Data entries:
BEGIN

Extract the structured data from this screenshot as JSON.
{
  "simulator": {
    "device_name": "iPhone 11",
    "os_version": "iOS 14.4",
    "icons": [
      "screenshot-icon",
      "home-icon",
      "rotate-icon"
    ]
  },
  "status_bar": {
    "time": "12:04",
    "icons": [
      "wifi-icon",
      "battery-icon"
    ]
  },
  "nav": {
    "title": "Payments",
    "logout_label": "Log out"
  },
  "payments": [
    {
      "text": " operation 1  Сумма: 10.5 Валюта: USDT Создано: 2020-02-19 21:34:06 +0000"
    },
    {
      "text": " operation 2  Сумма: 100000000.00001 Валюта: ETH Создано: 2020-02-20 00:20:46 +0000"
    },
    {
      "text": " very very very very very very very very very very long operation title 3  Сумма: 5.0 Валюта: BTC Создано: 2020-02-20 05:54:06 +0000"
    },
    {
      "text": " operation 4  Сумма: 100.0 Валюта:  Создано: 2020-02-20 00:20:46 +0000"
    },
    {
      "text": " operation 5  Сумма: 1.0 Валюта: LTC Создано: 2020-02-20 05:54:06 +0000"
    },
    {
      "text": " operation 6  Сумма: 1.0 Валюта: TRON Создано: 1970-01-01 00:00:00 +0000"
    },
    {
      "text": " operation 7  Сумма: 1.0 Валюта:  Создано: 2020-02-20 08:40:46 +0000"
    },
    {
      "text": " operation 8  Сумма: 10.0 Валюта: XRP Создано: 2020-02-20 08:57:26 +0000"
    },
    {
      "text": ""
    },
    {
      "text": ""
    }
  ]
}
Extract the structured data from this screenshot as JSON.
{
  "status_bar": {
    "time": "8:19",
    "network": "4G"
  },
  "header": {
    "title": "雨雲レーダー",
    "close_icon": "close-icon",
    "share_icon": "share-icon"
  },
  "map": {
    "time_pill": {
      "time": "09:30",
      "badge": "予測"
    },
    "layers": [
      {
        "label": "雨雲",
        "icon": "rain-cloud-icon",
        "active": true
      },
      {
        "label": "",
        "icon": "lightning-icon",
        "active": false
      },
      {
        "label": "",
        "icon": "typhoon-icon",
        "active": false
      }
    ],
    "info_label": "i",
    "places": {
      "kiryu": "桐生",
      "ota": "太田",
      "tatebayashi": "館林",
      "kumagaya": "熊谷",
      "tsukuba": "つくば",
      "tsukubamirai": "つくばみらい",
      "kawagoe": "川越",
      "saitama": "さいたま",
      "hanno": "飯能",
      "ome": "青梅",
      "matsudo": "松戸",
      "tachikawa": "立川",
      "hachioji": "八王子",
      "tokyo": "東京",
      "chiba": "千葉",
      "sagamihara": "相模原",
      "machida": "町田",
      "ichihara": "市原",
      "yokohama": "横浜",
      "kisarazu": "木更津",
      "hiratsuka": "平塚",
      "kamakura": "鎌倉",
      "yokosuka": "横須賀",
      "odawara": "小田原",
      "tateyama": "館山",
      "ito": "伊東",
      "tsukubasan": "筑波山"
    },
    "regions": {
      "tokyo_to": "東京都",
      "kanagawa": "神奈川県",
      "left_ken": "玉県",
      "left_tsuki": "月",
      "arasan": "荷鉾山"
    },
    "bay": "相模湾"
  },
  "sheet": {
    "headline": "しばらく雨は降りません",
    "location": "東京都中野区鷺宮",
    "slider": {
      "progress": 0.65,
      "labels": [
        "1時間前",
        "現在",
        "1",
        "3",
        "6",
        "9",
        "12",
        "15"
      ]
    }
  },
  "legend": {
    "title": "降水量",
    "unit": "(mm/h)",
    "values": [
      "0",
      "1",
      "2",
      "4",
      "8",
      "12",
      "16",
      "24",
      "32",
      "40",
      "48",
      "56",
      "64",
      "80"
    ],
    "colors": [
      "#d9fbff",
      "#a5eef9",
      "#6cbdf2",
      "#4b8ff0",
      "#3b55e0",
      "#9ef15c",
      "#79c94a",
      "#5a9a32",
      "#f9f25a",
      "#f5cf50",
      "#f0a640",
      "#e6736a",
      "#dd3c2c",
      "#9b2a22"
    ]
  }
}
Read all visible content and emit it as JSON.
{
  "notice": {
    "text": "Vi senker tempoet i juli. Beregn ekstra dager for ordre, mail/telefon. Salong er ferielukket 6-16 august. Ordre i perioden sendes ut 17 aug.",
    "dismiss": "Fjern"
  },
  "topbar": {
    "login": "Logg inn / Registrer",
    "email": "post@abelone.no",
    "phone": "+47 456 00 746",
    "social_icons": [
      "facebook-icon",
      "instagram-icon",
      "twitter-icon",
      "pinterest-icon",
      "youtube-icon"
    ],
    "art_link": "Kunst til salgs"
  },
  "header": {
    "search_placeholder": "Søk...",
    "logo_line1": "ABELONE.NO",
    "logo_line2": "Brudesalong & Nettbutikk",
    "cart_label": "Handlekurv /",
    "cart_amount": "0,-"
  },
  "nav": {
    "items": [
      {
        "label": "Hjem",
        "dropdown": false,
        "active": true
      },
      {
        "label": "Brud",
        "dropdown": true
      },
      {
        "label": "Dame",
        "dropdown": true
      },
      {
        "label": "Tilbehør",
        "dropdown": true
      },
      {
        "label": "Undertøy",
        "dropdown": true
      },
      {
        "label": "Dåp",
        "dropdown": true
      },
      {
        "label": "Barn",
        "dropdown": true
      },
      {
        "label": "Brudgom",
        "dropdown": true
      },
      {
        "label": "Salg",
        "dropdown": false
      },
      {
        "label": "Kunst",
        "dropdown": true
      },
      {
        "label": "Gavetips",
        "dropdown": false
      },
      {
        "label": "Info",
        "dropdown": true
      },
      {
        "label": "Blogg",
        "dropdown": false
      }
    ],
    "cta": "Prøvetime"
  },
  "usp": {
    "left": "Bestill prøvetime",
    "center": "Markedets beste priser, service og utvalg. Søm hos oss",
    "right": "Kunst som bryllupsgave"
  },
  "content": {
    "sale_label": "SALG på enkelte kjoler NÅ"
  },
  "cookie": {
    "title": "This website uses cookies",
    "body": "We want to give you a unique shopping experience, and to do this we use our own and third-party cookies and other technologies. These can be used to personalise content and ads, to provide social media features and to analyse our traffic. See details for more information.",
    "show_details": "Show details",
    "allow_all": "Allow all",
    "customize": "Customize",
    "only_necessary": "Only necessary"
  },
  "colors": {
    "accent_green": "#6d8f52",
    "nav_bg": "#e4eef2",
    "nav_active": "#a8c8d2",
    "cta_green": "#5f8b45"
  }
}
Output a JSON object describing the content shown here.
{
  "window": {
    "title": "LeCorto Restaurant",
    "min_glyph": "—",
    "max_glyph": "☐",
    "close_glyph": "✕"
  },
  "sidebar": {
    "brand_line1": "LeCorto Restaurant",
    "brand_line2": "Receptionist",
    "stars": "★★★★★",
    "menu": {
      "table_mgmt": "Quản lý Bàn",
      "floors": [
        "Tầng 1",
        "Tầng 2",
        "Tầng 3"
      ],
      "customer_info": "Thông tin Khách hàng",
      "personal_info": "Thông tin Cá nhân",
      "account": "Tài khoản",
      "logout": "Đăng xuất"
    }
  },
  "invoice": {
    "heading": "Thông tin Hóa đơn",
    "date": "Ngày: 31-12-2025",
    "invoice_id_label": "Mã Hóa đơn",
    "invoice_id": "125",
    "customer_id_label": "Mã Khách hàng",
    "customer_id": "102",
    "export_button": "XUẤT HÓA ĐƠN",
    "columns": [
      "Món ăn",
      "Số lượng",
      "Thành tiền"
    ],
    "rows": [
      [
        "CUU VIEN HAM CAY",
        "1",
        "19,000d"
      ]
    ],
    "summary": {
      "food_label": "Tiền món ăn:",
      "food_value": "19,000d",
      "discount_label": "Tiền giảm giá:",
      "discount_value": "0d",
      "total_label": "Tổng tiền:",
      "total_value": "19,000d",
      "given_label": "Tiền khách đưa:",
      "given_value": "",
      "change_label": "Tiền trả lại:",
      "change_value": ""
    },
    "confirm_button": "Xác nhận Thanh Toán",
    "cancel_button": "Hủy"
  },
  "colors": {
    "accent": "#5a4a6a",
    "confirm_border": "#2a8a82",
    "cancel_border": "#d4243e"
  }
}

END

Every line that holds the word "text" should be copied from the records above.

      "text": " operation 1  Сумма: 10.5 Валюта: USDT Создано: 2020-02-19 21:34:06 +0000"
      "text": " operation 2  Сумма: 100000000.00001 Валюта: ETH Создано: 2020-02-20 00:20:46 +0000"
      "text": " very very very very very very very very very very long operation title 3  Сумма: 5.0 Валюта: BTC Создано: 2020-02-20 05:54:06 +0000"
      "text": " operation 4  Сумма: 100.0 Валюта:  Создано: 2020-02-20 00:20:46 +0000"
      "text": " operation 5  Сумма: 1.0 Валюта: LTC Создано: 2020-02-20 05:54:06 +0000"
      "text": " operation 6  Сумма: 1.0 Валюта: TRON Создано: 1970-01-01 00:00:00 +0000"
      "text": " operation 7  Сумма: 1.0 Валюта:  Создано: 2020-02-20 08:40:46 +0000"
      "text": " operation 8  Сумма: 10.0 Валюта: XRP Создано: 2020-02-20 08:57:26 +0000"
      "text": ""
      "text": ""
    "text": "Vi senker tempoet i juli. Beregn ekstra dager for ordre, mail/telefon. Salong er ferielukket 6-16 august. Ordre i perioden sendes ut 17 aug.",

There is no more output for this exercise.